Michel Tinguiri holds a Ph.D. in socio-cultural anthropology from the American University in Washington, D.C. He is originally from Burkina Faso, West Africa. His dissertation examines social capital in post-displacement livelihood reconstruction in Ouagadougou, Burkina Faso. The study examines an urban renewal project (Project ZACA) in Ouagadougou, Burkina Faso, and the thousands it has displaced. It focuses on displacees’ efforts to reconstruct their lives after being forced from their homes by Project ZACA and the significance of social capital and gender differences in livelihood reconstruction. The dissertation shows that while social capital is, as many scholars suggest, significant, the availability of infrastructure, institutional resources, and diverse livelihood strategies are central to people’s ability to rebuild their lives after displacement. The study shows how displacees have creatively found ways to resist and contest the state’s attempts to reshape the city at their expense. Post-displacement livelihood reconstruction is indeed a struggle against destruction for an inclusive, productive, sustainable, and liberating form of development. Finally, the study highlights how embodied gender expectations shaped displacees’ access to rotating credit systems, allowing women, more than men, to access critical financial capital as they reconstructed their livelihoods amid changing gender and inter-generational relations. Michel also received his Masters degree in Linguistics from Syracuse University, Syracuse, New York in 2006. He also received a Masters degree in Translation (French-English-Spanish) from the University of Ouagadougou, Burkina Faso, and a Master's certificate in Anglophone African Literature. He taught elementary, intermediate and advanced French courses at Syracuse University, Syracuse, New York, French intermediate at American University, Washington DC, and French-English-French translation courses to freshmen and sophomore students at the University of Ouagadougou, Burkina Faso. In addition to teaching, Michel also acts as a consultant in several areas: translation & interpretation (French-English), gender and development, urban development and redevelopment in Sub-Saharan Africa. He assisted in reviewing the gender portfolio on infrastructure projects as well as conducted interviews of project team leaders for the World Bank Group in Washington, DC. He also acted as a translator and interpreter (French-English) consultant for the World Bank field office in Ouagadougou, Burkina Faso and many other local and international organizations. Michel is also interested in working with non-profit organizations that seek to improve the lives of rural communities in Sub-Saharan Africa. Further, Michel co-authored and co-translated several publications including:

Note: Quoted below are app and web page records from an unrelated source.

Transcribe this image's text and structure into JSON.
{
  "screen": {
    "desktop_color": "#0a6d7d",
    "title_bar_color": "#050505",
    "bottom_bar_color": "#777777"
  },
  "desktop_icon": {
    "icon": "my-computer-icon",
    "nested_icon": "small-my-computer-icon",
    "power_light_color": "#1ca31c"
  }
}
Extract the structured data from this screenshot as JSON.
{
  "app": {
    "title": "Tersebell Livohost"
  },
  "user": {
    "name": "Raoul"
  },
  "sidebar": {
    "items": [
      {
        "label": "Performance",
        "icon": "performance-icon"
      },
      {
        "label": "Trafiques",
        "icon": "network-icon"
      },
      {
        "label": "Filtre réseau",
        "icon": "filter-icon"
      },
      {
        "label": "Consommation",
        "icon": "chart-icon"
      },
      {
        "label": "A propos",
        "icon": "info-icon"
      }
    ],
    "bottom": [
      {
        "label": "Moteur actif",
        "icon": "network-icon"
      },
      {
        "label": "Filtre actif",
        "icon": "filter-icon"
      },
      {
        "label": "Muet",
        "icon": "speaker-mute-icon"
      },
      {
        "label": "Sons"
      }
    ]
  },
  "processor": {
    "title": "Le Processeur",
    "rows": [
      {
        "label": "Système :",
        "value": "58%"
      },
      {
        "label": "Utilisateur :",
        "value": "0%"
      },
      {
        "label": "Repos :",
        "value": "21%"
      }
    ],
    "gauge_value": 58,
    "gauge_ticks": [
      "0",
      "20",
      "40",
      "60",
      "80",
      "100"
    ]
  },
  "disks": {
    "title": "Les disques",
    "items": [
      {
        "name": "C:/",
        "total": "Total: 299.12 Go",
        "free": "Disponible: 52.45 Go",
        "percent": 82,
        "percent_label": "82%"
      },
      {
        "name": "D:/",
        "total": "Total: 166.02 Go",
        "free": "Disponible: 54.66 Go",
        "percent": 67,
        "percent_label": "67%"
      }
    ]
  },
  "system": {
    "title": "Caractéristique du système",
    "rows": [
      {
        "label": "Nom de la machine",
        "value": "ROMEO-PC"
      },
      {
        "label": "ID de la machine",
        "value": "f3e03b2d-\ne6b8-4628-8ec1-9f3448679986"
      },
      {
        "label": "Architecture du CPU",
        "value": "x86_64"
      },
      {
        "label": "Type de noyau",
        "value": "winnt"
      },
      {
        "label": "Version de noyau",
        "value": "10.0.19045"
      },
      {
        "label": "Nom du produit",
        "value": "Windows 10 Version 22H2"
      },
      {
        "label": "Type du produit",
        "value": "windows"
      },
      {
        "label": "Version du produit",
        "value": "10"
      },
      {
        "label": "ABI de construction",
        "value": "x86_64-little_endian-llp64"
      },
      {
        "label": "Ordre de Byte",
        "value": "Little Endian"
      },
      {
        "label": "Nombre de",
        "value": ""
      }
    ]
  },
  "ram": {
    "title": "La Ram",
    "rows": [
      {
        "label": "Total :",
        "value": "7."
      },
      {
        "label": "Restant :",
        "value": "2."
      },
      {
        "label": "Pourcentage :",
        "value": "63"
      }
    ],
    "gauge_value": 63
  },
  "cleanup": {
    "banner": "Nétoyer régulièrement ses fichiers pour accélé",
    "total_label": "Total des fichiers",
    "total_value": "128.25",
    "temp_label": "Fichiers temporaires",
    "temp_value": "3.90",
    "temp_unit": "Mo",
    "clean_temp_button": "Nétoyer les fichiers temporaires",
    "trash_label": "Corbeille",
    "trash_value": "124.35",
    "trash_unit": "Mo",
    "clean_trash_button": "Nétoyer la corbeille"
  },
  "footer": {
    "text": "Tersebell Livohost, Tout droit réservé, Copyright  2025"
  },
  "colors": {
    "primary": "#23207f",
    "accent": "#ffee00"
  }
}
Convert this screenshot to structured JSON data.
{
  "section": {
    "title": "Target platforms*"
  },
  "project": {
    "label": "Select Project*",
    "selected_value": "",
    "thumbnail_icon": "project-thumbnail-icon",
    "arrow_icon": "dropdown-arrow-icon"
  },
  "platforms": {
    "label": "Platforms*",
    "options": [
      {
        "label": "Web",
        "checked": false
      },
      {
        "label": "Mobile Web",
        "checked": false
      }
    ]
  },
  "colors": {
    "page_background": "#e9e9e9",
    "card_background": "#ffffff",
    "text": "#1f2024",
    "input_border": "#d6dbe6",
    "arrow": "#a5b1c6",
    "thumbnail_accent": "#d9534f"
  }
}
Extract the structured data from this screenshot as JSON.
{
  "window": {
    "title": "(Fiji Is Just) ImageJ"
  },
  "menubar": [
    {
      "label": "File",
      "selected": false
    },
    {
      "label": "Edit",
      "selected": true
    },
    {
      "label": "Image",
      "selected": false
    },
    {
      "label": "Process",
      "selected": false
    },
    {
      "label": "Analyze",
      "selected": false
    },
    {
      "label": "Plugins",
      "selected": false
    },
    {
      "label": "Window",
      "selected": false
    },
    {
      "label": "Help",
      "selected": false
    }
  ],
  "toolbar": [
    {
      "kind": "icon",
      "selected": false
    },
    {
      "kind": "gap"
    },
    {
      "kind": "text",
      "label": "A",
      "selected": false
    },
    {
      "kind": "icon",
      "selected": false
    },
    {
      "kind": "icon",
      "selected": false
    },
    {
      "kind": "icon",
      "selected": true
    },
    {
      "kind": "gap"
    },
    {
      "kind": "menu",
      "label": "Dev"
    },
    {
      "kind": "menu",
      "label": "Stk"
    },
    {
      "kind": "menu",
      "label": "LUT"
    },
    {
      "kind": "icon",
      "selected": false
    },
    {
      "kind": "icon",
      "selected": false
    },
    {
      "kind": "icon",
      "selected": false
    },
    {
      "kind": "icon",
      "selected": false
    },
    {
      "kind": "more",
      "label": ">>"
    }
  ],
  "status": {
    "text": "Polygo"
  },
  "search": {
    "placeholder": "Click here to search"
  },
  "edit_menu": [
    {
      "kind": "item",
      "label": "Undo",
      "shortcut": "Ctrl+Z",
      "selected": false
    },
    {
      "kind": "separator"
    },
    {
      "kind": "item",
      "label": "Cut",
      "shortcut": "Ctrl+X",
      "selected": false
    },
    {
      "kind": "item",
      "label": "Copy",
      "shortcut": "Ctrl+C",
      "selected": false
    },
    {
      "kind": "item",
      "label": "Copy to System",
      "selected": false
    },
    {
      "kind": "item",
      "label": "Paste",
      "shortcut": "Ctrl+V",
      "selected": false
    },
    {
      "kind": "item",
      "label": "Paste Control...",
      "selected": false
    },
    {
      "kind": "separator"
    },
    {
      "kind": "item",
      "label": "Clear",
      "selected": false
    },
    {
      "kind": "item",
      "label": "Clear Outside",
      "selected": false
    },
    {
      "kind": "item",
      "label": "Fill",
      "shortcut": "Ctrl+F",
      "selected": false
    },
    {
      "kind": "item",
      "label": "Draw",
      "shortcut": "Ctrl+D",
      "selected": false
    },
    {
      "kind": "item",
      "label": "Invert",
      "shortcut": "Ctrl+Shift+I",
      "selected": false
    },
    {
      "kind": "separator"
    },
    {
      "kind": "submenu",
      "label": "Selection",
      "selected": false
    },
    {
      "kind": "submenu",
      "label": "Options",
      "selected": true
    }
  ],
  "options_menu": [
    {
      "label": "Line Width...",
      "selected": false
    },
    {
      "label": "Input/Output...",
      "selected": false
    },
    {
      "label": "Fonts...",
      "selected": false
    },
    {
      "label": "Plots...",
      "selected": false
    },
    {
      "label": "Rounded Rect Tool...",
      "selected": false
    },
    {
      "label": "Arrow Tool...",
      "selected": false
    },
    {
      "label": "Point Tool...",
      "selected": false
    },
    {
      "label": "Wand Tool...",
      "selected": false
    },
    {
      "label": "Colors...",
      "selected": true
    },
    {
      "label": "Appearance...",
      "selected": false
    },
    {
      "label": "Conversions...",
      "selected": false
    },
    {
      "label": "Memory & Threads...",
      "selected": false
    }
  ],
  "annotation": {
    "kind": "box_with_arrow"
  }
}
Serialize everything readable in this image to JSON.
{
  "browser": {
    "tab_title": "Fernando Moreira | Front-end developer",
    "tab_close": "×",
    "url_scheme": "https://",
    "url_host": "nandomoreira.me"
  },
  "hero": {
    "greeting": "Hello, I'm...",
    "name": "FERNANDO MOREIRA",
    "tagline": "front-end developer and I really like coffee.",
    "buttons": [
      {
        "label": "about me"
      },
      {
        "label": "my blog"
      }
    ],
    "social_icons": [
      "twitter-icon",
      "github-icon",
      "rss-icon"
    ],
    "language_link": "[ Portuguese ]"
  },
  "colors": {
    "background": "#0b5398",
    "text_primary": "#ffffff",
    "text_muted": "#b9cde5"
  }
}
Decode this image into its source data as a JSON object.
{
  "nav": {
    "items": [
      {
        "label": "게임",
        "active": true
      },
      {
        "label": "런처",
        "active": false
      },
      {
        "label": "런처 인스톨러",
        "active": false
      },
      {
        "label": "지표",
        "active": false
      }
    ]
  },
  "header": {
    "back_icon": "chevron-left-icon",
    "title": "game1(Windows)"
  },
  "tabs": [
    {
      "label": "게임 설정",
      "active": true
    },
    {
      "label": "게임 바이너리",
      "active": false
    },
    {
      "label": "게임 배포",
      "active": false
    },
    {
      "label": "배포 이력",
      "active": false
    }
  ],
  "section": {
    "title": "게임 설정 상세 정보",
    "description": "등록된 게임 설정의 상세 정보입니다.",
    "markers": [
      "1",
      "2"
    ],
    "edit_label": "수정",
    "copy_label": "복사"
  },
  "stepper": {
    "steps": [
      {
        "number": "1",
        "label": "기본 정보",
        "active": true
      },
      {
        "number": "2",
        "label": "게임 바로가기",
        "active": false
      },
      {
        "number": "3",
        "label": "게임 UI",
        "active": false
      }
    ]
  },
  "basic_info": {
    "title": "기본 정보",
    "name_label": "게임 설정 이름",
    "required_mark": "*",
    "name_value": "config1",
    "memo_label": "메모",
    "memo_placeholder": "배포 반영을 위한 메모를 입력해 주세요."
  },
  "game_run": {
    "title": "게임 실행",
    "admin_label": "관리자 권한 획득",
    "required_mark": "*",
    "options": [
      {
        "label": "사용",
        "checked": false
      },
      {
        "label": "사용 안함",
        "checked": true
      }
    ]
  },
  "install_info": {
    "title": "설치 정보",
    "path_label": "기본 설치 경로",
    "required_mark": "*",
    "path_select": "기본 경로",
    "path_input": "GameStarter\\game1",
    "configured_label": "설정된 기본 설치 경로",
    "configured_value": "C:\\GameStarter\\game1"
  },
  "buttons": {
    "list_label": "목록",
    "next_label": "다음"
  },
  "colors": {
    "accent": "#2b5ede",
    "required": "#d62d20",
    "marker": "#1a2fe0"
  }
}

Tinguiri, Michel. The Tribulations of a Sahelian Traveler. Sahel Nomad Books (Author): CreateSpace/Amazon, 2014
Wise, Christopher and Tinguiri, Michel. Co-trans. A Black Ghostwriter's Letter to France. Trenton NJ: Africa World Press, 2008.
Tinguiri, Michel. Encyclopedia of African literature, “Jacques Prosper Bazié”, Simon Gikandi, ed.; London: Routledge, 2003; pp.70-71.
________. Encyclopedia of African literature; “Nazi Boni”, Simon Gikandi, ed.; London: Routledge, 2003: p.102.
________. Encyclopedia of African literature, “Jean-Pierre D. Guingané”, Gikandi, Simon, ed.; Routledge, 2003: p. 295.
________. Encyclopedia of African literature, “Pacéré Tintenga”, Simon Gikandi, ed.; London: Routledge, 2003; pp.744-755.
________. Encyclopedia of African literature, “Ansomwin Ignace Hien”, Simon Gikandi, ed.; London: Routledge, 2003; pp.309-310.
Tinguiri, Michel. “Norbert ZONGO: a Committed Writer” In The Desert Shore: Literatures of the Sahel. Christopher Wise, ed. Boulder, Colo: Lynne Rienner Publishers, 2001.
Salzemann, Jean–Loup and Tinguiri, Michel. Co-trans. Thèmes dans l’Ancien Testament. 2001.